Tokyo Olympics Badminton P.V. Sindhu | AP

Having the entire nation’s eyes on her is nothing new for P.V. Sindhu. She was 21 when she won her first Olympic medal—a silver at Rio 2016. In the next five years, she added more medals to her collection, including the World Championships gold and an Olympic bronze. If anything, the latest medal needed more work, sweat and strength. Work on the court aside, she had to navigate several controversies, including a spat between her father P.V. Ramana and national coach Pullela Gopichand, and questions about her changing her coach. But Sindhu kept her head down and focused on her game.

He worked very hard and it worked out really well. I am really happy training with [coach] Park.

Now, she is one of India’s greatest athletes, having won individual medals at two successful Olympics—the first woman and second overall to do so.

Speaking to THE WEEK after her medal win, Sindhu talked about the work she put in for a podium finish in Tokyo, how she dealt with controversies and how she struck a fine working relationship with her Korean coach, Park Tae-Sang. While Sindhu wanted to change the colour of her Olympic medal, Park wanted to taste success as a coach. Excerpts from an interview:

Q\ You were just 21 when you won silver in Rio. Is this bronze sweeter?

A\ I would say both are different. The silver in Rio was fantastic; it changed my life. This is special [because it needed] more work, more sweat and sacrifices [by] family members, trainers, sponsors, everyone. Getting a medal at the Olympics is always a dream come true, [and this is] definitely one of my proudest moments.

Q\ Has it sunk in yet?

A\ No. I’m just enjoying the moment, cherishing it.

Q\ Can you talk about the ups and downs you faced in the past five years?

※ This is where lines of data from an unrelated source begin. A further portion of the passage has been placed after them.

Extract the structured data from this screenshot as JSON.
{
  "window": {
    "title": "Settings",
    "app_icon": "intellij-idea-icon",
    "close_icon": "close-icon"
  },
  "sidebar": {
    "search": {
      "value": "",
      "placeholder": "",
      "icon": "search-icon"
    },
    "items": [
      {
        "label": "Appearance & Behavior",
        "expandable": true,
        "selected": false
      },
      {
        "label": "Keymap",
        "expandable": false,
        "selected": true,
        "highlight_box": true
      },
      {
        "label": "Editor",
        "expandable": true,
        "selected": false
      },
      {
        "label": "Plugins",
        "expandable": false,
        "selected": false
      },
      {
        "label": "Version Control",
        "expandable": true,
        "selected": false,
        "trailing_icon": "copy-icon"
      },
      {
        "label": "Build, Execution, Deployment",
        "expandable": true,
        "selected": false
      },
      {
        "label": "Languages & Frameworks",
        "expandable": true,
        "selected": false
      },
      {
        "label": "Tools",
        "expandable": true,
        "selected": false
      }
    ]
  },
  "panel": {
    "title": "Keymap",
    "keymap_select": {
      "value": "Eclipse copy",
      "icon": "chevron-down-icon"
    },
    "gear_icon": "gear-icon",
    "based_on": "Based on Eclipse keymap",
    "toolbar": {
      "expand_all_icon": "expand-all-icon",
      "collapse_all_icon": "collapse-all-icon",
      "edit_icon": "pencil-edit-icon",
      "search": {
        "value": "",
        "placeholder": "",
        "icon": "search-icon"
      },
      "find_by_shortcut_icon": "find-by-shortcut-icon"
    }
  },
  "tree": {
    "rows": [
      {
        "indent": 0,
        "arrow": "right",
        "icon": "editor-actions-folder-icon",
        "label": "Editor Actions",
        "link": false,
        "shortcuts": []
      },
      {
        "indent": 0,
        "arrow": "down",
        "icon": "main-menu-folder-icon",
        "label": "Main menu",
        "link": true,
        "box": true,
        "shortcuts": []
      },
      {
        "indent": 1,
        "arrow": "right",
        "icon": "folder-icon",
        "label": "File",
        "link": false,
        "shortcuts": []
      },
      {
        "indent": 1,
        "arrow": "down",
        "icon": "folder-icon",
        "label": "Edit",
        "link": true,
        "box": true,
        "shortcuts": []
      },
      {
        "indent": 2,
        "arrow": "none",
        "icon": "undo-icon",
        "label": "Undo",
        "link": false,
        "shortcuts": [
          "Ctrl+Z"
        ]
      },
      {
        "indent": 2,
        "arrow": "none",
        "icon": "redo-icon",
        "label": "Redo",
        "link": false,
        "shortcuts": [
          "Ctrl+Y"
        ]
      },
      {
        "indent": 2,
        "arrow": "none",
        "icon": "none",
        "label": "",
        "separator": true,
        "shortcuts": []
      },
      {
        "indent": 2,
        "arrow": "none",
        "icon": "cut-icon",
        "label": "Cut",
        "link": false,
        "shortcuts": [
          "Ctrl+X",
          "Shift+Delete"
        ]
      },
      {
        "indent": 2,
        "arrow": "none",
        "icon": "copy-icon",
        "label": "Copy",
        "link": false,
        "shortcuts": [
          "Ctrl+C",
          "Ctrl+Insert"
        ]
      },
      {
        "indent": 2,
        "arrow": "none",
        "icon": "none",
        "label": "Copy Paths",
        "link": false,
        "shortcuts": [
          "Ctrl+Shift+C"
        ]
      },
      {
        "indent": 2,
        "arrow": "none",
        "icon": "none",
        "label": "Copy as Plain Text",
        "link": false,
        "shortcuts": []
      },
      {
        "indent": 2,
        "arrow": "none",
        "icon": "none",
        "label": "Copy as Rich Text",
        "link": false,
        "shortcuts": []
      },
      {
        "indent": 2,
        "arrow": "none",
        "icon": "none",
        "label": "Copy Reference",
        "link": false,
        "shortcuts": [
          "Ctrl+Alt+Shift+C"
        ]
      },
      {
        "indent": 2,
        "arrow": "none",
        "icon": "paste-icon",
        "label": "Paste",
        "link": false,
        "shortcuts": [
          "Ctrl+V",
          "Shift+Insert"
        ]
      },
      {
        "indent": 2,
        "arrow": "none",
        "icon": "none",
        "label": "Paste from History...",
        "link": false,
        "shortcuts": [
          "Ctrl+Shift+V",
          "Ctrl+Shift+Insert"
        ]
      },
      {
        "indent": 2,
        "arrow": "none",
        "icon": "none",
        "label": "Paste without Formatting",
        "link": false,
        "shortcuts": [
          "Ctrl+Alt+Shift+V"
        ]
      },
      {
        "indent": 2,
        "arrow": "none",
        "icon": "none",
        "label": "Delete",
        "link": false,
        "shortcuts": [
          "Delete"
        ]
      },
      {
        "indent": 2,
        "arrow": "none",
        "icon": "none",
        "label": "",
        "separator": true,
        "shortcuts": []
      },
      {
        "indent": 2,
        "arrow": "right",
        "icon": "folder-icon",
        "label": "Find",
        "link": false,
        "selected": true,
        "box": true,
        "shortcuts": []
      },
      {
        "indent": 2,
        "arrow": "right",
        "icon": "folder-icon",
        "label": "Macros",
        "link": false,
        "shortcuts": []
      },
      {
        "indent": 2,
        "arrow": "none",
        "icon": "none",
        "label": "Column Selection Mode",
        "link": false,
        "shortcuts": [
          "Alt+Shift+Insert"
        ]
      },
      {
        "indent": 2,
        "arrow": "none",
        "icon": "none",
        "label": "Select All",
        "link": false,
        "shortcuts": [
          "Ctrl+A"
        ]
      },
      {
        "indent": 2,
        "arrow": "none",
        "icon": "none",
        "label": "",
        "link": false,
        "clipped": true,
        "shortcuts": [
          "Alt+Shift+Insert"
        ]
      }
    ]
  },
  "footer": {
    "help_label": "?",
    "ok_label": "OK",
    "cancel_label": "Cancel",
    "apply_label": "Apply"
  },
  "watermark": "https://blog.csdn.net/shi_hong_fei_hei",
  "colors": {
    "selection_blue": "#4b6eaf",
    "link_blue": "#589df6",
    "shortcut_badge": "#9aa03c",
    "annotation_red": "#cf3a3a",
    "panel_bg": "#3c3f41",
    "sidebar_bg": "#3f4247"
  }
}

A\ It has been a long [and hard] journey. [After] Rio, I won some, lost some. Yes, there were a lot of ups and downs, but it was important to come back stronger and do well. Getting a medal in Tokyo, especially, was much more difficult. In Rio, there was not much expectation, pressure or responsibility. Actually, you cannot compare it with the Rio performance.

Q\ How and when did you get on board with what Park had planned for you on your Olympic journey? What training programme did he design for you?

A\ A lot of things were planned; he was focusing a lot on my defence. Obviously, we worked hard together for the dream. Training wise, we got players from the Suchitra Academy [in Hyderabad]; boys, too, would come and spar with me. [I needed that] to get used to different skills, techniques and mind-sets. It was important that we communicate, plan and then execute. We focused a lot on my strokes. He worked very hard and it worked out really well. I am really happy training with Park.

Q\ You are more experienced now. How much harder was it to medal in Tokyo?

A\ It was definitely harder. I have been the world champion, [so] they (opponents) read your game and come prepared with a strategy. I had to be prepared and give my best. That is what I did.

Q\ How did you not get affected by controversies, like you no longer training with Gopichand?

A\ There is nothing much to say. I have been training with Park for more than one-and-a-half years. I know there have been controversies and I know what I am doing. I do not want to let anything go into my ears; I take what I want to hear and let go of [everything else].

Q\ Which match at these Olympics kept you up the most?

A\ Every match was important. Not even one match was easy because you never know which way it will go. It was important to be in the moment from the first round, play my game and finish it off.

Q\ You won the World Championships in 2019. Did it help to finally win that tournament before you focused on Tokyo?

A\ When I got the World Championships [gold] in 2019, everyone started talking about an Olympic medal. For me, there were a lot of competitions before 2020, so I was focusing on them. That was the immediate goal. I was working on skill and technique, [thinking about] what mistakes I was making and what needed to be done. Everything came to a standstill because of the pandemic. A lot of competitions got cancelled, the Olympics got postponed. But even when we were not sure it would happen, we were still working for the Olympics.

Q\ How difficult was it to add more dimensions to your game?

A\ Every day is a process; I was working hard daily. I used the pandemic in a good way. I worked on my technique and strength. I did whatever my coach said; I rectified my mistakes, and worked hard on all aspects, physically and mentally.